> Exercise:
Filter out every line below that lacks "仓库名称", and copy the rest.

> Exercise data:
________________________________________
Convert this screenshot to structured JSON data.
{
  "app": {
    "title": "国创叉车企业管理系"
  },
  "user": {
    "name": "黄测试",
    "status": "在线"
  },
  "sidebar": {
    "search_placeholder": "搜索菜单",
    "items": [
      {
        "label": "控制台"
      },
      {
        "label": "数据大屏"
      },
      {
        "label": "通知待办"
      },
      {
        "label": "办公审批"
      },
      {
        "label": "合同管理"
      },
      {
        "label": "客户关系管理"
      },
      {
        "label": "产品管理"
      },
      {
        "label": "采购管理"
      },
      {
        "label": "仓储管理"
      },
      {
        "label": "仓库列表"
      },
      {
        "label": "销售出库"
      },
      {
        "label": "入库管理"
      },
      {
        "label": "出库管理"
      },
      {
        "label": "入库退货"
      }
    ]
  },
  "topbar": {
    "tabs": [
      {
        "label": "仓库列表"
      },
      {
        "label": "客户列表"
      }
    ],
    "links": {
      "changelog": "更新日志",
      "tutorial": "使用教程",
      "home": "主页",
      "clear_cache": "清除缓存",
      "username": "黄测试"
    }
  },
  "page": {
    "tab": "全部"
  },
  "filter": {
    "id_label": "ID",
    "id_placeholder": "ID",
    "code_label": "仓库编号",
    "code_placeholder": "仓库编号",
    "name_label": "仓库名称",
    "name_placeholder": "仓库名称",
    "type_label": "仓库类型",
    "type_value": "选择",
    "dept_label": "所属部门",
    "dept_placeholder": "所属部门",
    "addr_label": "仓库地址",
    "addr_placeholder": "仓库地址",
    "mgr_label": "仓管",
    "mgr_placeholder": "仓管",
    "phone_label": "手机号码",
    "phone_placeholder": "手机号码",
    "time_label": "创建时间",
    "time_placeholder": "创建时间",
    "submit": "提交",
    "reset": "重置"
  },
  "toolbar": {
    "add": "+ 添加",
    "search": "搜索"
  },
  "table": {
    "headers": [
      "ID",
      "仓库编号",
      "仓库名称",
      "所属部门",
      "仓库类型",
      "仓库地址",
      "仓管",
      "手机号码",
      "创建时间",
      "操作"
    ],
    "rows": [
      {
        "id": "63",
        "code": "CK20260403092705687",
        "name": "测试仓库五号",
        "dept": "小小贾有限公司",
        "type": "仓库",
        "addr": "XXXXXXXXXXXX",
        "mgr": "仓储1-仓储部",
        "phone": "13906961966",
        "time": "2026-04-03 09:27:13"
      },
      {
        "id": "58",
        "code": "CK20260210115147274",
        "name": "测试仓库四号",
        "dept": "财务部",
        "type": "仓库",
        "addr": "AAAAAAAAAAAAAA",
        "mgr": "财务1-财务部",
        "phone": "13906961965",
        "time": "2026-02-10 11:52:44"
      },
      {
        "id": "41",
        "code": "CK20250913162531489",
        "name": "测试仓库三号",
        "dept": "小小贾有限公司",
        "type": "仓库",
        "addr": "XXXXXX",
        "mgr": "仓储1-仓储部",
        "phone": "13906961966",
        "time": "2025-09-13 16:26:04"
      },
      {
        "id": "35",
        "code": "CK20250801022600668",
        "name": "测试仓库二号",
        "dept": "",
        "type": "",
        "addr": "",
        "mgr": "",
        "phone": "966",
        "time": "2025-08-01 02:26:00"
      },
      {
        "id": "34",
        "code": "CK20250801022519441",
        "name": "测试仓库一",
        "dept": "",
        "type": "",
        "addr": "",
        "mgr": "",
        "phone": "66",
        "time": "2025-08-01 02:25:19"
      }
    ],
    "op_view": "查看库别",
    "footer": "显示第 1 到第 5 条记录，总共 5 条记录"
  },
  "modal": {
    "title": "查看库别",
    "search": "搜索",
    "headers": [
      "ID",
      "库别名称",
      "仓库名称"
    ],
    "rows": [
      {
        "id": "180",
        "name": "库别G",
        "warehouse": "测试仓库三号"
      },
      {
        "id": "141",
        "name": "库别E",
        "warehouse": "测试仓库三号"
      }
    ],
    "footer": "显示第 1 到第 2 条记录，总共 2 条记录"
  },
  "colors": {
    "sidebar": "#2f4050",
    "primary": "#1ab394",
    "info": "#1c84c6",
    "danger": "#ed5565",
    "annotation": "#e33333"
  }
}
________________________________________
> Response:
    "name_label": "仓库名称",
    "name_placeholder": "仓库名称",
      "仓库名称",
      "仓库名称"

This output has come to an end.